**Task prompt**
The listing below must be repeated word for word, with its images excluded.

**Excerpted data**
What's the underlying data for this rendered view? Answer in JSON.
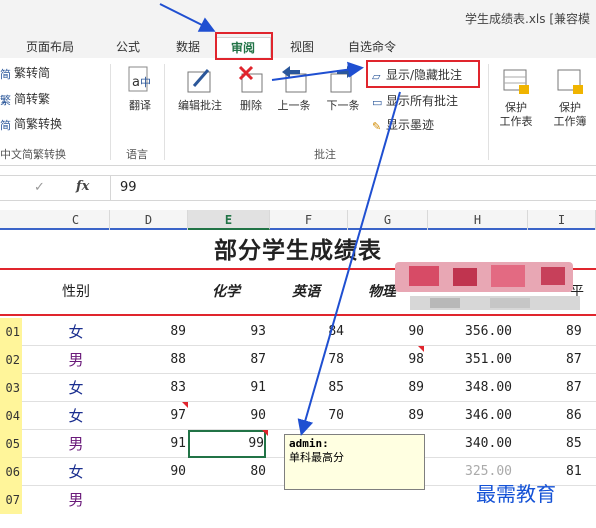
{
  "titlebar": {
    "title": "学生成绩表.xls  [兼容模"
  },
  "tabs": [
    {
      "label": "页面布局"
    },
    {
      "label": "公式"
    },
    {
      "label": "数据"
    },
    {
      "label": "审阅",
      "active": true
    },
    {
      "label": "视图"
    },
    {
      "label": "自选命令"
    }
  ],
  "ribbon": {
    "chinese_convert": {
      "to_simplified": "繁转简",
      "to_traditional": "简转繁",
      "convert": "简繁转换",
      "group": "中文简繁转换"
    },
    "language": {
      "translate": "翻译",
      "group": "语言"
    },
    "comments": {
      "edit": "编辑批注",
      "delete": "删除",
      "previous": "上一条",
      "next": "下一条",
      "show_hide": "显示/隐藏批注",
      "show_all": "显示所有批注",
      "show_ink": "显示墨迹",
      "group": "批注"
    },
    "protect": {
      "protect_sheet_1": "保护",
      "protect_sheet_2": "工作表",
      "protect_book_1": "保护",
      "protect_book_2": "工作簿"
    }
  },
  "formula_bar": {
    "fx": "fx",
    "value": "99"
  },
  "columns": [
    "C",
    "D",
    "E",
    "F",
    "G",
    "H",
    "I"
  ],
  "active_column": "E",
  "sheet": {
    "title": "部分学生成绩表",
    "headers": {
      "gender": "性别",
      "chemistry": "化学",
      "english": "英语",
      "physics": "物理",
      "last": "平"
    },
    "rows": [
      {
        "id": "01",
        "gender": "女",
        "d": "89",
        "chem": "93",
        "eng": "84",
        "phys": "90",
        "total": "356.00",
        "avg": "89"
      },
      {
        "id": "02",
        "gender": "男",
        "d": "88",
        "chem": "87",
        "eng": "78",
        "phys": "98",
        "total": "351.00",
        "avg": "87"
      },
      {
        "id": "03",
        "gender": "女",
        "d": "83",
        "chem": "91",
        "eng": "85",
        "phys": "89",
        "total": "348.00",
        "avg": "87"
      },
      {
        "id": "04",
        "gender": "女",
        "d": "97",
        "chem": "90",
        "eng": "70",
        "phys": "89",
        "total": "346.00",
        "avg": "86"
      },
      {
        "id": "05",
        "gender": "男",
        "d": "91",
        "chem": "99",
        "eng": "",
        "phys": "",
        "total": "340.00",
        "avg": "85"
      },
      {
        "id": "06",
        "gender": "女",
        "d": "90",
        "chem": "80",
        "eng": "",
        "phys": "",
        "total": "325.00",
        "avg": "81"
      },
      {
        "id": "07",
        "gender": "男",
        "d": "",
        "chem": "",
        "eng": "",
        "phys": "",
        "total": "",
        "avg": ""
      }
    ]
  },
  "comment": {
    "author": "admin:",
    "text": "单科最高分"
  },
  "watermark": "最需教育",
  "colors": {
    "accent_green": "#217346",
    "highlight_red": "#e0252d",
    "arrow_blue": "#1f4fd1",
    "row_header_yellow": "#fff59a"
  }
}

**Answer space**
What's the underlying data for this rendered view? Answer in JSON.
{
  "titlebar": {
    "title": "学生成绩表.xls  [兼容模"
  },
  "tabs": [
    {
      "label": "页面布局"
    },
    {
      "label": "公式"
    },
    {
      "label": "数据"
    },
    {
      "label": "审阅",
      "active": true
    },
    {
      "label": "视图"
    },
    {
      "label": "自选命令"
    }
  ],
  "ribbon": {
    "chinese_convert": {
      "to_simplified": "繁转简",
      "to_traditional": "简转繁",
      "convert": "简繁转换",
      "group": "中文简繁转换"
    },
    "language": {
      "translate": "翻译",
      "group": "语言"
    },
    "comments": {
      "edit": "编辑批注",
      "delete": "删除",
      "previous": "上一条",
      "next": "下一条",
      "show_hide": "显示/隐藏批注",
      "show_all": "显示所有批注",
      "show_ink": "显示墨迹",
      "group": "批注"
    },
    "protect": {
      "protect_sheet_1": "保护",
      "protect_sheet_2": "工作表",
      "protect_book_1": "保护",
      "protect_book_2": "工作簿"
    }
  },
  "formula_bar": {
    "fx": "fx",
    "value": "99"
  },
  "columns": [
    "C",
    "D",
    "E",
    "F",
    "G",
    "H",
    "I"
  ],
  "active_column": "E",
  "sheet": {
    "title": "部分学生成绩表",
    "headers": {
      "gender": "性别",
      "chemistry": "化学",
      "english": "英语",
      "physics": "物理",
      "last": "平"
    },
    "rows": [
      {
        "id": "01",
        "gender": "女",
        "d": "89",
        "chem": "93",
        "eng": "84",
        "phys": "90",
        "total": "356.00",
        "avg": "89"
      },
      {
        "id": "02",
        "gender": "男",
        "d": "88",
        "chem": "87",
        "eng": "78",
        "phys": "98",
        "total": "351.00",
        "avg": "87"
      },
      {
        "id": "03",
        "gender": "女",
        "d": "83",
        "chem": "91",
        "eng": "85",
        "phys": "89",
        "total": "348.00",
        "avg": "87"
      },
      {
        "id": "04",
        "gender": "女",
        "d": "97",
        "chem": "90",
        "eng": "70",
        "phys": "89",
        "total": "346.00",
        "avg": "86"
      },
      {
        "id": "05",
        "gender": "男",
        "d": "91",
        "chem": "99",
        "eng": "",
        "phys": "",
        "total": "340.00",
        "avg": "85"
      },
      {
        "id": "06",
        "gender": "女",
        "d": "90",
        "chem": "80",
        "eng": "",
        "phys": "",
        "total": "325.00",
        "avg": "81"
      },
      {
        "id": "07",
        "gender": "男",
        "d": "",
        "chem": "",
        "eng": "",
        "phys": "",
        "total": "",
        "avg": ""
      }
    ]
  },
  "comment": {
    "author": "admin:",
    "text": "单科最高分"
  },
  "watermark": "最需教育",
  "colors": {
    "accent_green": "#217346",
    "highlight_red": "#e0252d",
    "arrow_blue": "#1f4fd1",
    "row_header_yellow": "#fff59a"
  }
}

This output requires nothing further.